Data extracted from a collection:
>>>

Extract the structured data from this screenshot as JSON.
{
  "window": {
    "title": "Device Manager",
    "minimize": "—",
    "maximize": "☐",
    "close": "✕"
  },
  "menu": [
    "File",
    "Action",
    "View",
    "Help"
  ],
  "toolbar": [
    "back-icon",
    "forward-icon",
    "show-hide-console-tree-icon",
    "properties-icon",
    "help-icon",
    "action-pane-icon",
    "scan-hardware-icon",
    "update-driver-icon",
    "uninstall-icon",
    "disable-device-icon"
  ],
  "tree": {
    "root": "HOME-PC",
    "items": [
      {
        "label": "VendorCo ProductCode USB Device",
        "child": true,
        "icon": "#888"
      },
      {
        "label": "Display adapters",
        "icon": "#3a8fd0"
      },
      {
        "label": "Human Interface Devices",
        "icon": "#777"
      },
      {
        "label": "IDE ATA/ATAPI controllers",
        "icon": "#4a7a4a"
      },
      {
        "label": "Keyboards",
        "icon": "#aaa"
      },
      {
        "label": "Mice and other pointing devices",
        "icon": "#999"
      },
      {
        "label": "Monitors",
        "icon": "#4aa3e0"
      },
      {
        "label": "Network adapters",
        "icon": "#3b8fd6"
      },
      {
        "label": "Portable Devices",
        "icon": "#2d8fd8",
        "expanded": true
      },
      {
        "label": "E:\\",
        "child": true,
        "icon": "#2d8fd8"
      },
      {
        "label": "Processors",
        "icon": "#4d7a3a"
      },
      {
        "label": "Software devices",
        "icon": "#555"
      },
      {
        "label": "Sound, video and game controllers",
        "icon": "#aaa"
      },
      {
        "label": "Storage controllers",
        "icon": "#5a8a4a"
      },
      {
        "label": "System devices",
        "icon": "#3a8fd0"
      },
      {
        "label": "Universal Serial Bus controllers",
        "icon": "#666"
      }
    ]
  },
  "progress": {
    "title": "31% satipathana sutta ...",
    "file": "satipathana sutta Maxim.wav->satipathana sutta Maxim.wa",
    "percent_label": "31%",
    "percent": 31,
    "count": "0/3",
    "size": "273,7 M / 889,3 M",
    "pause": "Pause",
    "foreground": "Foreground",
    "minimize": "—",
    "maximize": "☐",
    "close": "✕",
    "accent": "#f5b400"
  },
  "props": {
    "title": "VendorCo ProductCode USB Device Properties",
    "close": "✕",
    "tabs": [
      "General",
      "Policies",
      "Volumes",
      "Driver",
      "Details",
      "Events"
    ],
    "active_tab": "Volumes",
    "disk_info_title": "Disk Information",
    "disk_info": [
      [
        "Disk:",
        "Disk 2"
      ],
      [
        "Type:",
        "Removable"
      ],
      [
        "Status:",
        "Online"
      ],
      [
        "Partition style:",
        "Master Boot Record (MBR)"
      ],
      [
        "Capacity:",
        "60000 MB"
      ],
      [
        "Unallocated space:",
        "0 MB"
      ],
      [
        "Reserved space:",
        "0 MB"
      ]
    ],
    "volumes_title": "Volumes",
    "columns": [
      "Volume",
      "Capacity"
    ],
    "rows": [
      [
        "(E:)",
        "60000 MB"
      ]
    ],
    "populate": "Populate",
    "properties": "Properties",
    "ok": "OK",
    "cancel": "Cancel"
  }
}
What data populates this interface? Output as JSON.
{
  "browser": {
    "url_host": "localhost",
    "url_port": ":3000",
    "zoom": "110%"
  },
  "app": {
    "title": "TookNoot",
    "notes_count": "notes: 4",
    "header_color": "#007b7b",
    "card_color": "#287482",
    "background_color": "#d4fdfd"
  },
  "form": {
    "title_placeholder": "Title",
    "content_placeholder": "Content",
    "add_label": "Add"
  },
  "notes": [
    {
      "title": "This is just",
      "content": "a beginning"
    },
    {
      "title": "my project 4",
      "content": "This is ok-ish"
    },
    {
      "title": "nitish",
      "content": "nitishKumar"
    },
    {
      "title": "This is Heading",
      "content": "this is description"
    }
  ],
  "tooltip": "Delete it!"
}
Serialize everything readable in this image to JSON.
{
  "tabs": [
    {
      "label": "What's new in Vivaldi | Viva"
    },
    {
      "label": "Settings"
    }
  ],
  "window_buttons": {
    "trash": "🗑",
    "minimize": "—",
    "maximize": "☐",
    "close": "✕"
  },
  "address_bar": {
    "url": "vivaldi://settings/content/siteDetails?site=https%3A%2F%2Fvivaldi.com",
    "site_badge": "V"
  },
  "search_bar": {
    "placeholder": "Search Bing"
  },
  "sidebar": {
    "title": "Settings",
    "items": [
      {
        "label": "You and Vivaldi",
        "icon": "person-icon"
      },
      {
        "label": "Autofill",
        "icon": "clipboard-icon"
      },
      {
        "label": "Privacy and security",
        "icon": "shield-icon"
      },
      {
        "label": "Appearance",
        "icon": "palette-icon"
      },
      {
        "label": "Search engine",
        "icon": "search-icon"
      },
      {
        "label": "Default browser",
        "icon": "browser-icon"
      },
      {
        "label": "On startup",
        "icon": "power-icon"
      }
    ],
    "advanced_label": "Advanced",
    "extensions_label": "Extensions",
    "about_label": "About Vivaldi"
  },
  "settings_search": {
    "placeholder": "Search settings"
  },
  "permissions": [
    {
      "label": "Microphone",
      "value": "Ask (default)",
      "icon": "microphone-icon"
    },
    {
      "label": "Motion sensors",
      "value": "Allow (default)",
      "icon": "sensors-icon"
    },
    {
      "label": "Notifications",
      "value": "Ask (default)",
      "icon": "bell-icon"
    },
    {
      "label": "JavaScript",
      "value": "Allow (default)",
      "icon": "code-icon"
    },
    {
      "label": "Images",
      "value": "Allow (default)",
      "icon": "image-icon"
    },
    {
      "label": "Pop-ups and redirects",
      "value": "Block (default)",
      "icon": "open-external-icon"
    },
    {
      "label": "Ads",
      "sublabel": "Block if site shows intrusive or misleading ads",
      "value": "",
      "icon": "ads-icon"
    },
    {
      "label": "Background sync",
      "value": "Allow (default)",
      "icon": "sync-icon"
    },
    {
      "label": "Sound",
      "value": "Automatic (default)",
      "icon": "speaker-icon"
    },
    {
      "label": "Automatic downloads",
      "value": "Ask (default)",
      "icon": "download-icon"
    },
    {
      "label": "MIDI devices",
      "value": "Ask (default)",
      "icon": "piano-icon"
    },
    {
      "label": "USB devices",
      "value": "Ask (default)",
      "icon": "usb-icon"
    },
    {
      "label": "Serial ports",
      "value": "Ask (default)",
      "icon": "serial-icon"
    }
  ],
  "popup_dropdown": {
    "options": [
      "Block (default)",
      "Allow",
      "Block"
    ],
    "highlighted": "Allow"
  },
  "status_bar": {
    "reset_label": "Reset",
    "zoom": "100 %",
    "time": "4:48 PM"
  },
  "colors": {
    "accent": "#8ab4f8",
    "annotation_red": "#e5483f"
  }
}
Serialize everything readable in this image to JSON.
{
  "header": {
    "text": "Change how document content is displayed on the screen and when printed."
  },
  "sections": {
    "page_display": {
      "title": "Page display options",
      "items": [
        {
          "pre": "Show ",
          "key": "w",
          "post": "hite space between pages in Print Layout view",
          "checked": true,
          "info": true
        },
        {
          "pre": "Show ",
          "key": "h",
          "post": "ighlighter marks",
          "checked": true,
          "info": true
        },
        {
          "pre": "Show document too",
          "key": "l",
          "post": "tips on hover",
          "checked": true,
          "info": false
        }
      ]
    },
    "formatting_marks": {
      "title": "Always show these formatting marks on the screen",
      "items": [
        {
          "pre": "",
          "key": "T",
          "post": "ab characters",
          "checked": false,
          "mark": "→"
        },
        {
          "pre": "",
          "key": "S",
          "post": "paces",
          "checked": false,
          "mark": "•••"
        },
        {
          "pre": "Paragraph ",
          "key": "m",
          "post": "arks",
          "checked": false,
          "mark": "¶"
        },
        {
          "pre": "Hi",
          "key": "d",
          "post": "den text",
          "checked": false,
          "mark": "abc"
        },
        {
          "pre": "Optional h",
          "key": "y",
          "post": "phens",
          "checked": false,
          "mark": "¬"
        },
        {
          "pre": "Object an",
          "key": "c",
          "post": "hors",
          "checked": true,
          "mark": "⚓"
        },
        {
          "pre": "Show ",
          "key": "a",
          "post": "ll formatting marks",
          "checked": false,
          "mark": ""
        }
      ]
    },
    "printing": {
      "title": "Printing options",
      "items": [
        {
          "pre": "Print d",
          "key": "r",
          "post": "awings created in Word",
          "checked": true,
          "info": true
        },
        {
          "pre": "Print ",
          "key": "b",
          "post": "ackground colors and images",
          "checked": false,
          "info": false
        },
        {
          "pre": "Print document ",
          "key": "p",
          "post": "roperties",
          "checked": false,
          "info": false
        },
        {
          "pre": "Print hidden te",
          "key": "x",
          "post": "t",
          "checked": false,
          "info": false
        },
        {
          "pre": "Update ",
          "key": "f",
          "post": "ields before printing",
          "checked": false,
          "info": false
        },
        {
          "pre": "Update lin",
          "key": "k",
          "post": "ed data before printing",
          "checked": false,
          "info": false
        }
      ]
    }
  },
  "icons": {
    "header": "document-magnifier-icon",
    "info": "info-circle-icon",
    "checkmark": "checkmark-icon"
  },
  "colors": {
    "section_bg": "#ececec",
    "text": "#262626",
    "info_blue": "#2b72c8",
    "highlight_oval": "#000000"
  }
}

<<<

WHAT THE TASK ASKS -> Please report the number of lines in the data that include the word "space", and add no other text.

RESPONSE FOR THIS EXERCISE -> 3